## WHAT YOU NEED TO DO
Within the listing below, locate all lines containing the word "IEEE". Copy each one.

+++

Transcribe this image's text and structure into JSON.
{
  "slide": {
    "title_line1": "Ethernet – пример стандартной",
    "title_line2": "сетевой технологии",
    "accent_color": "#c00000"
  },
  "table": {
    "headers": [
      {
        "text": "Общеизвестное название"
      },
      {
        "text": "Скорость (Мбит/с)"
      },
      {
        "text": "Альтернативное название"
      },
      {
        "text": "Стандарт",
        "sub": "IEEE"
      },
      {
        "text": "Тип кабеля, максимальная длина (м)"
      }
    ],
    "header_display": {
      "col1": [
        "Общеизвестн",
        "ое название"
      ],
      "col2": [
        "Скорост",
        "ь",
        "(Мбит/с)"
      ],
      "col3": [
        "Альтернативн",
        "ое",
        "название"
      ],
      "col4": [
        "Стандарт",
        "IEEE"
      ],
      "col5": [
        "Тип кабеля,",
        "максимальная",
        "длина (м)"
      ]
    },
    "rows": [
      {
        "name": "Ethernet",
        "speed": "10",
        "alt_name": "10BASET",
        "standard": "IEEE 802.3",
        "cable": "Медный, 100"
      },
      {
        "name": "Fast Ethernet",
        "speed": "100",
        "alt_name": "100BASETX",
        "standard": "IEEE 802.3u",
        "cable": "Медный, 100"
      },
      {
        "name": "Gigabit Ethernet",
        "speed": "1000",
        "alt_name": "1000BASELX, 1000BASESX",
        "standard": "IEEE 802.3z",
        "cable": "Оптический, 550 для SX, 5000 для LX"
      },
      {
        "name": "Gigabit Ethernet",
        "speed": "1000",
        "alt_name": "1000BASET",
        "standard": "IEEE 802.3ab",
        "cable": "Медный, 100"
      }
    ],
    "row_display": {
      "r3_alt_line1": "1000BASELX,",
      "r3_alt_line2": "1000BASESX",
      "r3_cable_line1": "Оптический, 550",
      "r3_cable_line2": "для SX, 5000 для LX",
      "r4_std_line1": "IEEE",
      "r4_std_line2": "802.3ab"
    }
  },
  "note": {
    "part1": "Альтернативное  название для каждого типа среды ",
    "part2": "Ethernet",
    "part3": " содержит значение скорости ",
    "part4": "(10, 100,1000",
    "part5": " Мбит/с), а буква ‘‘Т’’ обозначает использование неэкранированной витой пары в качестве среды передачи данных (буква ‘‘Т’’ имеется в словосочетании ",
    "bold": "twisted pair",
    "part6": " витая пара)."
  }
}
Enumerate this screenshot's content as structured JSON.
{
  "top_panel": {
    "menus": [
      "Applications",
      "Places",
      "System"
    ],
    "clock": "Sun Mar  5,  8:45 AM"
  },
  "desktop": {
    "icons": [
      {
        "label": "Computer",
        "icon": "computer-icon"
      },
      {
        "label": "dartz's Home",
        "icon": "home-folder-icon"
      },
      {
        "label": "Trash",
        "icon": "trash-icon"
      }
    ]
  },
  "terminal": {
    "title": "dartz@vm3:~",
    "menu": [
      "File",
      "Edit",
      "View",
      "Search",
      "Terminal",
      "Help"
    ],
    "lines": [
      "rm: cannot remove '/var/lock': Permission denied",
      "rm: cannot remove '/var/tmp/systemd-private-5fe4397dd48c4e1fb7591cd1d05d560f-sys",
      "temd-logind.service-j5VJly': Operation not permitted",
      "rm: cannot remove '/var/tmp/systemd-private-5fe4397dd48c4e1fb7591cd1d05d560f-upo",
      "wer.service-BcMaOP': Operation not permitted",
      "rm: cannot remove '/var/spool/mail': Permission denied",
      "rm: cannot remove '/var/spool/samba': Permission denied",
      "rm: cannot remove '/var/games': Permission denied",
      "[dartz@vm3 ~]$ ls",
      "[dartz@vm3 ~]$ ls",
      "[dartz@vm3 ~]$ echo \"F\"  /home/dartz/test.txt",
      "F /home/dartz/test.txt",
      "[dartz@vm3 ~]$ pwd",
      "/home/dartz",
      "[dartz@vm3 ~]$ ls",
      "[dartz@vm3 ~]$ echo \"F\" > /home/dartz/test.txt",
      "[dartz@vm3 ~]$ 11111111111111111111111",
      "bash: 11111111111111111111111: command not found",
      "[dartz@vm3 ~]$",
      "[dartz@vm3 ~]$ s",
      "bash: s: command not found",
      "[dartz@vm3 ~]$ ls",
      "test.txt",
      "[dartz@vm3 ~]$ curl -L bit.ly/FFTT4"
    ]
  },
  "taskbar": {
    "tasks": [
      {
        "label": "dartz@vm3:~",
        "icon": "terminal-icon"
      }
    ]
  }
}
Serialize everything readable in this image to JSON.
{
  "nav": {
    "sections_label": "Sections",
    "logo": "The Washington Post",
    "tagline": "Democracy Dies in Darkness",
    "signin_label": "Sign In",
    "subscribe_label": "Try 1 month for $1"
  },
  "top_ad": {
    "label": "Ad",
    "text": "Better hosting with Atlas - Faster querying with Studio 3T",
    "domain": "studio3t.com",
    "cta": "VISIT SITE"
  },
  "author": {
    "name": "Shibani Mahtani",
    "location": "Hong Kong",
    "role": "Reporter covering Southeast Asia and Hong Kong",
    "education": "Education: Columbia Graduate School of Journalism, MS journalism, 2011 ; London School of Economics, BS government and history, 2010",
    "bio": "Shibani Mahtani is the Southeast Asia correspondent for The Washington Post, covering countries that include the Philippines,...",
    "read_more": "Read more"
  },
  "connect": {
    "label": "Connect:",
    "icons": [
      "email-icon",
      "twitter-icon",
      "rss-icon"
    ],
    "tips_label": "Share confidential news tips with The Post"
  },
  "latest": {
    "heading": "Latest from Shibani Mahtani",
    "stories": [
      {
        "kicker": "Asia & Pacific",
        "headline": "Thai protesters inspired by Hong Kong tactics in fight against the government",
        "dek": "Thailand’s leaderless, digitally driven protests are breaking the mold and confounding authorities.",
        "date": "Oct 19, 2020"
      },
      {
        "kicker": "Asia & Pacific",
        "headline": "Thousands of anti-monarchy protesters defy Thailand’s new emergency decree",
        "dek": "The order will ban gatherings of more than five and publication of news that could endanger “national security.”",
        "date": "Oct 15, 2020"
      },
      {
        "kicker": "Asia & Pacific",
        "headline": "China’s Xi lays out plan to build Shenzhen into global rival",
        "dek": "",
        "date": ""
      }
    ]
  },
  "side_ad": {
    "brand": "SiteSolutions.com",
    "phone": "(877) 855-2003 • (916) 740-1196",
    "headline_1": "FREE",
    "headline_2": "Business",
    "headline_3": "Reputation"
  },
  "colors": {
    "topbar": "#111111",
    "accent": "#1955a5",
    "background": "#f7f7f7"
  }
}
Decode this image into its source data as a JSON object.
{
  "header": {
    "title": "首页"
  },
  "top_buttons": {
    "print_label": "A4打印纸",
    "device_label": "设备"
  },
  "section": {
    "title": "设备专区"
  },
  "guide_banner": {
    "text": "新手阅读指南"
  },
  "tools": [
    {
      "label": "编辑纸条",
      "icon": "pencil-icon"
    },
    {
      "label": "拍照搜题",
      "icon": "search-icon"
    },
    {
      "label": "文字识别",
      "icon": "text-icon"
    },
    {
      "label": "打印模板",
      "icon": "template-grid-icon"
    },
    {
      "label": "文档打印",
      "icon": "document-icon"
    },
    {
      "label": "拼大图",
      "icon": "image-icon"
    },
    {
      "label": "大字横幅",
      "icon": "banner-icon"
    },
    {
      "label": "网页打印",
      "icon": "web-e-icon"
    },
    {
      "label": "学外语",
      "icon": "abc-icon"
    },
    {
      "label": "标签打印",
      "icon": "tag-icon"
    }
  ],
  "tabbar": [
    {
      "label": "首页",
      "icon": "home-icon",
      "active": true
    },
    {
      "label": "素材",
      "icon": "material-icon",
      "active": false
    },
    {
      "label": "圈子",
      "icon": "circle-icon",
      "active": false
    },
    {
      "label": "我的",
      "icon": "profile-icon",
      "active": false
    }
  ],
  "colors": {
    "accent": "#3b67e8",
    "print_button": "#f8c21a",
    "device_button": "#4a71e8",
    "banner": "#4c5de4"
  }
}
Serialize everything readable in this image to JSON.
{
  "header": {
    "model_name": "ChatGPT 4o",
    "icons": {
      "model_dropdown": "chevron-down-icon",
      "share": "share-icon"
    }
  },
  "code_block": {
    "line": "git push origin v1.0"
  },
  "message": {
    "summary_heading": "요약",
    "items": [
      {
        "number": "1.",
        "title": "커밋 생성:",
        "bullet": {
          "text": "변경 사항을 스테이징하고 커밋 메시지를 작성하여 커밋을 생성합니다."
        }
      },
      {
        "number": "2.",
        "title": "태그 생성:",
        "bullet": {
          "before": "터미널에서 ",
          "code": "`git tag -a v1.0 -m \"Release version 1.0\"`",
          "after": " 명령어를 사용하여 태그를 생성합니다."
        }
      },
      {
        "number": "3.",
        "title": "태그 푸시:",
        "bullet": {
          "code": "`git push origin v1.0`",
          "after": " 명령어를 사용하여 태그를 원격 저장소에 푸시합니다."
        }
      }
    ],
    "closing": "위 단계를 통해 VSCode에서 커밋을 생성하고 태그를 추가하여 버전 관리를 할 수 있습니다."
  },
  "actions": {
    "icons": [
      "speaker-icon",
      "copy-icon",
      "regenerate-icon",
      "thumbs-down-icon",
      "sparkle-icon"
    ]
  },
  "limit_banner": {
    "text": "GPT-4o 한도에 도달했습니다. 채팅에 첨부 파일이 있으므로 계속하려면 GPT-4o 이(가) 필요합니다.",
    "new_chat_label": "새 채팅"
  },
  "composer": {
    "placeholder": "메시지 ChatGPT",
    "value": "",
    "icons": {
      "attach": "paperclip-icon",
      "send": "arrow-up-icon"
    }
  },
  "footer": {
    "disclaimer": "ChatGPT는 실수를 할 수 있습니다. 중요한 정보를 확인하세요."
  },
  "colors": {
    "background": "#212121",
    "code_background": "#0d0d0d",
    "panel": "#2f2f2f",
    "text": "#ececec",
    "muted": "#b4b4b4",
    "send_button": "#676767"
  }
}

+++

## SOLUTION TO THIS PROBLEM
        "sub": "IEEE"
        "IEEE"
        "standard": "IEEE 802.3",
        "standard": "IEEE 802.3u",
        "standard": "IEEE 802.3z",
        "standard": "IEEE 802.3ab",
      "r4_std_line1": "IEEE",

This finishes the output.